  • Subjects / Keywords
  • Graduation date
    Fall 2020
  • Type of Item
    Thesis
  • Degree
    Doctor of Philosophy
  • DOI
    https://doi.org/10.7939/r3-yyje-6y07
  • License

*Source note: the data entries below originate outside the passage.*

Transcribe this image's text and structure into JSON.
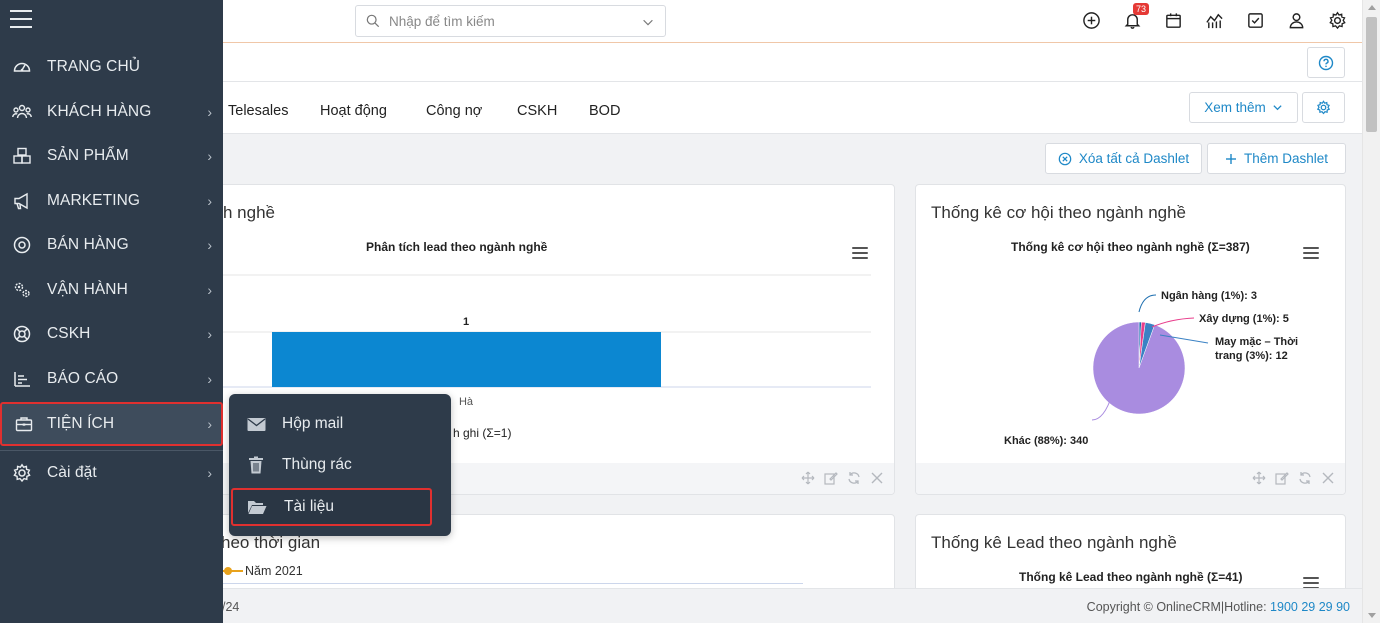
{
  "search": {
    "placeholder": "Nhập để tìm kiếm"
  },
  "notifications": {
    "count": "73"
  },
  "tabs": [
    "Telesales",
    "Hoạt động",
    "Công nợ",
    "CSKH",
    "BOD"
  ],
  "toolbar": {
    "more_label": "Xem thêm",
    "clear_label": "Xóa tất cả Dashlet",
    "add_label": "Thêm Dashlet"
  },
  "sidebar": {
    "items": [
      {
        "label": "TRANG CHỦ",
        "icon": "dashboard-icon"
      },
      {
        "label": "KHÁCH HÀNG",
        "icon": "users-icon"
      },
      {
        "label": "SẢN PHẨM",
        "icon": "boxes-icon"
      },
      {
        "label": "MARKETING",
        "icon": "megaphone-icon"
      },
      {
        "label": "BÁN HÀNG",
        "icon": "target-icon"
      },
      {
        "label": "VẬN HÀNH",
        "icon": "cogs-icon"
      },
      {
        "label": "CSKH",
        "icon": "lifebuoy-icon"
      },
      {
        "label": "BÁO CÁO",
        "icon": "report-icon"
      },
      {
        "label": "TIỆN ÍCH",
        "icon": "briefcase-icon"
      },
      {
        "label": "Cài đặt",
        "icon": "gear-icon"
      }
    ]
  },
  "submenu": {
    "items": [
      {
        "label": "Hộp mail",
        "icon": "envelope-icon"
      },
      {
        "label": "Thùng rác",
        "icon": "trash-icon"
      },
      {
        "label": "Tài liệu",
        "icon": "folder-open-icon"
      }
    ]
  },
  "cards": {
    "lead_industry": {
      "title_fragment": "h nghề",
      "chart_title": "Phân tích lead theo ngành nghề",
      "legend_fragment": "h ghi (Σ=1)",
      "value_label": "1",
      "category_fragment": "Hà"
    },
    "opportunity": {
      "title": "Thống kê cơ hội theo ngành nghề",
      "chart_title": "Thống kê cơ hội theo ngành nghề (Σ=387)",
      "labels": [
        "Ngân hàng (1%): 3",
        "Xây dựng (1%): 5",
        "May mặc – Thời trang (3%): 12",
        "Khác (88%): 340"
      ]
    },
    "time": {
      "title_fragment": "heo thời gian",
      "legend": "Năm 2021"
    },
    "lead_stats": {
      "title": "Thống kê Lead theo ngành nghề",
      "chart_title": "Thống kê Lead theo ngành nghề (Σ=41)"
    }
  },
  "footer": {
    "date_fragment": "/24",
    "copyright": "Copyright © OnlineCRM|Hotline:",
    "hotline": "1900 29 29 90"
  },
  "chart_data": [
    {
      "type": "bar",
      "title": "Phân tích lead theo ngành nghề",
      "categories": [
        "Hà"
      ],
      "values": [
        1
      ]
    },
    {
      "type": "pie",
      "title": "Thống kê cơ hội theo ngành nghề (Σ=387)",
      "categories": [
        "Ngân hàng",
        "Xây dựng",
        "May mặc – Thời trang",
        "Khác"
      ],
      "values": [
        3,
        5,
        12,
        340
      ],
      "colors": [
        "#1e6fb0",
        "#e83e8c",
        "#3b82c4",
        "#a98ce0"
      ]
    }
  ]
}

    Permission is hereby granted to the University of Alberta Libraries to reproduce single copies of this thesis and to lend or sell such copies for private, scholarly or scientific research purposes only. Where the thesis is converted to, or otherwise made available in digital form, the University of Alberta will advise potential users of the thesis of these terms. The author reserves all other publication and other rights in association with the copyright in the thesis and, except as herein before provided, neither the thesis nor any substantial portion thereof may be printed or otherwise reproduced in any material form whatsoever without the author's prior written permission.